Coming to Ecological Terms in Architectural Design

Coming to Ecological Terms
in Architectural Design

If ecologists have belatedly come to think about cities as ecosystems, what about architects and designers? In a seminar room on the seventh floor of Paul Rudolph Hall on the corner of Chapel and York streets, environment and architecture students are working to blend two ways of thinking that have often seemed at cross-purposes—sustainability and the design aesthetic. 

It’s early in the semester and the students in Alex Felson’s “Ecological Urbanism” course haven’t yet gotten to the design stage. They’re still sorting out problems and environmental solutions. One team is developing a proposal to clean up the open sewers running down narrow alleys in Nairobi’s densely packed Kibera slum. Another hopes to use plants to remediate contaminated soils at an old power-generating site in Fair Haven and link it into a network of new parks. A third team wants to add a ribbon of parkland along derelict manufacturing riverfront in Brooklyn’s Greenpoint neighborhood, where a recent rezoning would instead put up a wall of luxury condominium towers.

Alex Felson
Photo © Harold Shapiro
Alex Felson teaches “Ecological Urbanism”

Felson aims to get his students to frame each project as an experiment, with a hypothesis and outcomes that are quantifiable and susceptible to testing. In part, that’s a way to deal with one of the major challenges to urban ecology: in cities packed with people and buildings, it’s difficult to set up the kind of controlled experiments that ecologists need for gathering reliable data about what works and what doesn’t. So expensive design decisions often get made by trial and error. Felson’s solution is to incorporate the experiments into the overall design of a project. As a landscape design consultant, for instance, he was able to persuade New York City’s million-tree initiative to include two reforestation sites, totaling 18 acres, to test how different tree species affect carbon sequestration, biodiversity and other factors in an urban setting. Then he designed each site with the trees on the perimeter spaced loosely for a park-like aesthetic, disguising a central core where the planting is more regimented for the purposes of research.

Felson says the experimental framework is also a way to get environmental scientists involved in the design process, but without the underlying ideology they tend to bring to the discussion. “They often have preconceived notions about how something should look,” he says, “but it’s not their function to think about aesthetics.” 

That’s a job for architects and designers, and some, like Peter Eisenman, the modernist architect and Charles Gwathmey Professor in Practice at the Yale School of Architecture, have been uncomfortable with intrusions on their territory. “‘Green’ and sustainability have nothing to do with architecture,” Eisenman recently told one interviewer. “Some of the worst buildings I have seen are done by sustainable architects.”
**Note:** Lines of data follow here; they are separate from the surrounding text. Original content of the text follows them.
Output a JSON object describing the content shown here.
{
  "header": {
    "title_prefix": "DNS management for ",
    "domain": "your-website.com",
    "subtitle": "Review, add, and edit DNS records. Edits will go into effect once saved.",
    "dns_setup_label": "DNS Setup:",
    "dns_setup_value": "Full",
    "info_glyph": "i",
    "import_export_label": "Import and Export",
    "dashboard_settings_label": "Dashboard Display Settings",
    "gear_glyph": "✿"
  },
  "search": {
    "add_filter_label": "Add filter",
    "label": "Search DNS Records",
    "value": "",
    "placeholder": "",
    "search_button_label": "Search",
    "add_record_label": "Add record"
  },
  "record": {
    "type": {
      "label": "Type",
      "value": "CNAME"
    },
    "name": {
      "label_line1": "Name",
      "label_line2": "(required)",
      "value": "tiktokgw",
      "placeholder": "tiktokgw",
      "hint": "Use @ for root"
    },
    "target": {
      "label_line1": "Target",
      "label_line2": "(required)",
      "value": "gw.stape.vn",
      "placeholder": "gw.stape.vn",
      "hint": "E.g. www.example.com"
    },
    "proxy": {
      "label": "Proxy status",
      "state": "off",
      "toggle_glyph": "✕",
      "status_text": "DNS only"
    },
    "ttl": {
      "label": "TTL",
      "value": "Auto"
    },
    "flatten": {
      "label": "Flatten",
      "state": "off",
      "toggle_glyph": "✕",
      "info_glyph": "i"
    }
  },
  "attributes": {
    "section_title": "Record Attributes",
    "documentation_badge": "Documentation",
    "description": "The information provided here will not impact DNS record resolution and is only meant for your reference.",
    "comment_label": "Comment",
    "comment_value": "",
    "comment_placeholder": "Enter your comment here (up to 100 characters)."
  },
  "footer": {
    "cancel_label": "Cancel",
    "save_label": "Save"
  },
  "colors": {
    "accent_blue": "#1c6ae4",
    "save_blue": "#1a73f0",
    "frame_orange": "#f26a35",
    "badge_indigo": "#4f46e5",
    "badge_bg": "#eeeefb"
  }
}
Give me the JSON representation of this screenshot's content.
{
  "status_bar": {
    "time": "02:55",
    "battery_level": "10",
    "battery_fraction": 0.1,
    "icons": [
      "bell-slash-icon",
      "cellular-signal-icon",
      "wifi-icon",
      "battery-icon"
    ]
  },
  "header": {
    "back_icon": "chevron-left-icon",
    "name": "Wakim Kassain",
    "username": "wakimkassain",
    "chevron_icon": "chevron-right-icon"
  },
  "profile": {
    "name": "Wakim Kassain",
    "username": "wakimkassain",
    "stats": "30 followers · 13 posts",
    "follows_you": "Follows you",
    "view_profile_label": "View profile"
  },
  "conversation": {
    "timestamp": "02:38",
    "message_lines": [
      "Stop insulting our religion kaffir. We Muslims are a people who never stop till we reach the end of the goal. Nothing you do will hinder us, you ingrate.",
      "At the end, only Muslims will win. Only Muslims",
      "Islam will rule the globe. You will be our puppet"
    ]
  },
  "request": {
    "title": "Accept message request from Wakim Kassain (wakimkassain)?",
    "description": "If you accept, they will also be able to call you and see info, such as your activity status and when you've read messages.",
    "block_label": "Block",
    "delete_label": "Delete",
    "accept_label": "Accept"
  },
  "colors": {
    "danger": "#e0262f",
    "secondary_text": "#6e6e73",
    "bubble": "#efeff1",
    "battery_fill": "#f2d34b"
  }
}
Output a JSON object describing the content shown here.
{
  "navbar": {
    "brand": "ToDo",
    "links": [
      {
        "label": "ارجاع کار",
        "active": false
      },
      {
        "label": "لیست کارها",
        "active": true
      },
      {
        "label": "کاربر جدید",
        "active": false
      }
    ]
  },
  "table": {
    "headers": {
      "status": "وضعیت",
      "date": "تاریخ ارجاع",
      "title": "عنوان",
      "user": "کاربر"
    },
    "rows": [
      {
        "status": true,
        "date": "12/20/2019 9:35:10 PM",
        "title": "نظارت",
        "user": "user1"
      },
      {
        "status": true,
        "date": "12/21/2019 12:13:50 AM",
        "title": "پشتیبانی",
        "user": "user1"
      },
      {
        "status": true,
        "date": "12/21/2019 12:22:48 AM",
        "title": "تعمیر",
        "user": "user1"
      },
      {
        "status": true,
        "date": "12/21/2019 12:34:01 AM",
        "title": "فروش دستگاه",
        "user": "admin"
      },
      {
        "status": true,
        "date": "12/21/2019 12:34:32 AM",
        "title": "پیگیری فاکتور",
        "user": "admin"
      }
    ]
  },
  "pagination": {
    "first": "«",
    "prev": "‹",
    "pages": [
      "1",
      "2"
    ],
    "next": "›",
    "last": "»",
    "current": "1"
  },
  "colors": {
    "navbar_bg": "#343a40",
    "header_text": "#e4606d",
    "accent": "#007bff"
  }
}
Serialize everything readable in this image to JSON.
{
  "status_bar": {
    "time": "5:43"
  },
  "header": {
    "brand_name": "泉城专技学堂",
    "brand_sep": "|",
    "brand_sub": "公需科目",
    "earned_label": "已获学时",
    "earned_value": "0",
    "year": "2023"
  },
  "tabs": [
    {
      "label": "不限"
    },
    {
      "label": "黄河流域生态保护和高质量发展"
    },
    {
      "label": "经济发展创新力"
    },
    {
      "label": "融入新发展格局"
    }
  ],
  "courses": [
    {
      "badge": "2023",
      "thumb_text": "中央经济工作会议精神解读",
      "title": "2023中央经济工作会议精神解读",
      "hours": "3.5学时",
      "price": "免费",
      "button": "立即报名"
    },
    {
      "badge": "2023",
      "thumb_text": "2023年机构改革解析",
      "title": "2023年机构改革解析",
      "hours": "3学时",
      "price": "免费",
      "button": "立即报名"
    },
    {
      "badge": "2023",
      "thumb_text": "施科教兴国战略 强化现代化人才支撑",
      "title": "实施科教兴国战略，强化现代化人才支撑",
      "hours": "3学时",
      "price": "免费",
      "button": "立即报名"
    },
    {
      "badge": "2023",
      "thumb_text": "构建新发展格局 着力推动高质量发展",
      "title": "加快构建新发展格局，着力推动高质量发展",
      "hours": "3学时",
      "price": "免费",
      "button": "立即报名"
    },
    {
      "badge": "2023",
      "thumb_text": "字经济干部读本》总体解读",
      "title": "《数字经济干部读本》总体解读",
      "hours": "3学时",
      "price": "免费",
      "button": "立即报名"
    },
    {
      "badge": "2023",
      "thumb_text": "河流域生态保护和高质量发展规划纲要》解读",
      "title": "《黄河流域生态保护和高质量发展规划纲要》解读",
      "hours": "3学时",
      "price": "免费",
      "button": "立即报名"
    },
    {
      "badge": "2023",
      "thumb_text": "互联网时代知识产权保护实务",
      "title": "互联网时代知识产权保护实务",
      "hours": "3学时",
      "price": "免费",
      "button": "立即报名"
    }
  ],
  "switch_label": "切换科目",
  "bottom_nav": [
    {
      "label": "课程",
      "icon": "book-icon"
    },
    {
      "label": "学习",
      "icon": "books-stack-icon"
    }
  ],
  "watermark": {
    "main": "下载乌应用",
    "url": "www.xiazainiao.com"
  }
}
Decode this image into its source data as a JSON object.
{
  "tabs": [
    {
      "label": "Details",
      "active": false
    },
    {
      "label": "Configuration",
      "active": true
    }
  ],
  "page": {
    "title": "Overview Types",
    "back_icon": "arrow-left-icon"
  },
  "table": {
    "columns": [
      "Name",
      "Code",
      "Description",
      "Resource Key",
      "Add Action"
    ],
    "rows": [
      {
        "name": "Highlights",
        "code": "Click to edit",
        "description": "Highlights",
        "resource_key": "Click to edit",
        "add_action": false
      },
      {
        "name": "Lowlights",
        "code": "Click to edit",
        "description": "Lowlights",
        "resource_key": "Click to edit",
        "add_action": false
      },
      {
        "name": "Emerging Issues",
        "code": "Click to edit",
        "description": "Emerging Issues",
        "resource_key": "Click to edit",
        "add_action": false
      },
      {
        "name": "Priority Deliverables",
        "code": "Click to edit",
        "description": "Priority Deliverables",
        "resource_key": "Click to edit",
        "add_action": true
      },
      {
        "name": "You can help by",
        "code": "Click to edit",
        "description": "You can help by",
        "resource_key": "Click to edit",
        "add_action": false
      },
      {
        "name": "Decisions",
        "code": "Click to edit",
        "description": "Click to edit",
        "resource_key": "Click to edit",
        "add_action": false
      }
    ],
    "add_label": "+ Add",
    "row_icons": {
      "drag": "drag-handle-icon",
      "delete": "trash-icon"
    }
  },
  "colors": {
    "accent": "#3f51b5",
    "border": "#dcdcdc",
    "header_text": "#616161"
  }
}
But Eisenman is one voice in a School of Architecture noted for a diversity of sometimes conflicting styles and ideologies. In recent years, the school has increased its emphasis on sustainability, says Dean Robert Stern, partly with the help of visiting lecturers (including Patrick Bellew of Atelier Ten, a key influence on the energy-efficient design of Kroon Hall) from firms in Europe, where market and regulatory factors have given higher priority to green methodologies. Hiring Felson in 2008 for a joint faculty position at F&ES and the School of Architecture was part of a continuing effort to build a bridge between what are almost literally opposite corners of the campus. Felson now teaches sustainability as part of the core architectural curriculum, emphasizing acre feet and the handling of water as equal partners with square feet in the parameters for any project. He also oversees eight students in a joint program offering a dual master’s degree in architecture and environmental management.  

The aim, says Stern, is to embed sustainability in the basic training of architects. But he adds, “I don’t think sustainability is a design aesthetic, any more than having electricity in your building, or telephones, or anything else. It’s an ethic, a basic consideration that we have to have as architects designing buildings.” American architects, designers and builders are “in an early, slightly naive phase” in coming to terms with sustainability, he says, and “we have to get everybody’s attention.” But they will catch up fast enough, Stern argues, so that “in 10 years we’re not going to talk about sustainability anymore, because it’s going to be built into the core processes of architecture.” Advertising sustainability, he says, will be like an architect getting up in front of a room to “proudly proclaim how his buildings didn’t fall down.”


Top of Page | Spring 2010 | environment:YALE

“In 10 years we’re not going to talk about sustainability anymore, because it’s going to be built into the core processes of architecture.”
Architecture Dean Robert Stern